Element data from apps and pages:
★ ★ ★ ★ ★

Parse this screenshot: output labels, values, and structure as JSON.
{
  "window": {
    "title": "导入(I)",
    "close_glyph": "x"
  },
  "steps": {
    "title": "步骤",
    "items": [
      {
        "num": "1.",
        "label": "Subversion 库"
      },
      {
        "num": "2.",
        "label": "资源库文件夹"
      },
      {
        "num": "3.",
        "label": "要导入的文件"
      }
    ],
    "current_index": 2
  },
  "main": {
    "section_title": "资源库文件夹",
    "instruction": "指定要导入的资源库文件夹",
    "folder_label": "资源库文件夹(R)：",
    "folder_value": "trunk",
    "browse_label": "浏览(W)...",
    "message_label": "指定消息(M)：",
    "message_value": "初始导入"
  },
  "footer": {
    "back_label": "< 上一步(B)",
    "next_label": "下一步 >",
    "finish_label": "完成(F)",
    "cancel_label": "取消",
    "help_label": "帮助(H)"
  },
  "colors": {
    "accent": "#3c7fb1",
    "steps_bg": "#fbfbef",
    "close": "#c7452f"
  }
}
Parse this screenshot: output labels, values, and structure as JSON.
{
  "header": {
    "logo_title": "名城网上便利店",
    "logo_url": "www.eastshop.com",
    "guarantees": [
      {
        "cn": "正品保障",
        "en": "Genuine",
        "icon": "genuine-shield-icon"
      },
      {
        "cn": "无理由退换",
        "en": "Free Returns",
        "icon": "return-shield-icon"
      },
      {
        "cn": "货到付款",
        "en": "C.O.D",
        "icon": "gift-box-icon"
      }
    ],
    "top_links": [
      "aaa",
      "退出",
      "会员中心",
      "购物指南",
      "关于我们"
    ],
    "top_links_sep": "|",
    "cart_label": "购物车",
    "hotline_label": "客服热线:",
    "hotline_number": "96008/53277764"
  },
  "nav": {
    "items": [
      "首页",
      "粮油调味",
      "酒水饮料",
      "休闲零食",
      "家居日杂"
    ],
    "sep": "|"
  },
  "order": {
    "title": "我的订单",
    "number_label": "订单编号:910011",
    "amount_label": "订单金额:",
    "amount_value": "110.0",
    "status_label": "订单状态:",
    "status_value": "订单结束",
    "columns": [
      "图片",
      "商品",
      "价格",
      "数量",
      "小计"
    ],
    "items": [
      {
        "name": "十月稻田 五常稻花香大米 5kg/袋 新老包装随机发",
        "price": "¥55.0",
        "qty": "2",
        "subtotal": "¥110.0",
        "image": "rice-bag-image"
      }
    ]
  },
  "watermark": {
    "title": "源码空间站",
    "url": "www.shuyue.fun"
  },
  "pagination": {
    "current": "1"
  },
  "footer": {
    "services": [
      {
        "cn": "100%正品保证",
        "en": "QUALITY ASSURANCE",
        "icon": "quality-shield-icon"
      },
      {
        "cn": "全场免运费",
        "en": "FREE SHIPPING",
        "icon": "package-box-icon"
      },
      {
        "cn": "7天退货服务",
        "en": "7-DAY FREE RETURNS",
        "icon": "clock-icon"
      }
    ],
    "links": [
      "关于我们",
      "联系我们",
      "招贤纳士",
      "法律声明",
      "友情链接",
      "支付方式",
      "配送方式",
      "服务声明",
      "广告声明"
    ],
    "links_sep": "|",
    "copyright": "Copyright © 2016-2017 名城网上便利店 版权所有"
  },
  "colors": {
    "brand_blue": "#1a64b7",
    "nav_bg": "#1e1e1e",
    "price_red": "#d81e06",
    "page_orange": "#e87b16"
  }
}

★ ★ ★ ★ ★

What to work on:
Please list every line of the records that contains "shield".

Solution for this task:
        "icon": "genuine-shield-icon"
        "icon": "return-shield-icon"
        "icon": "quality-shield-icon"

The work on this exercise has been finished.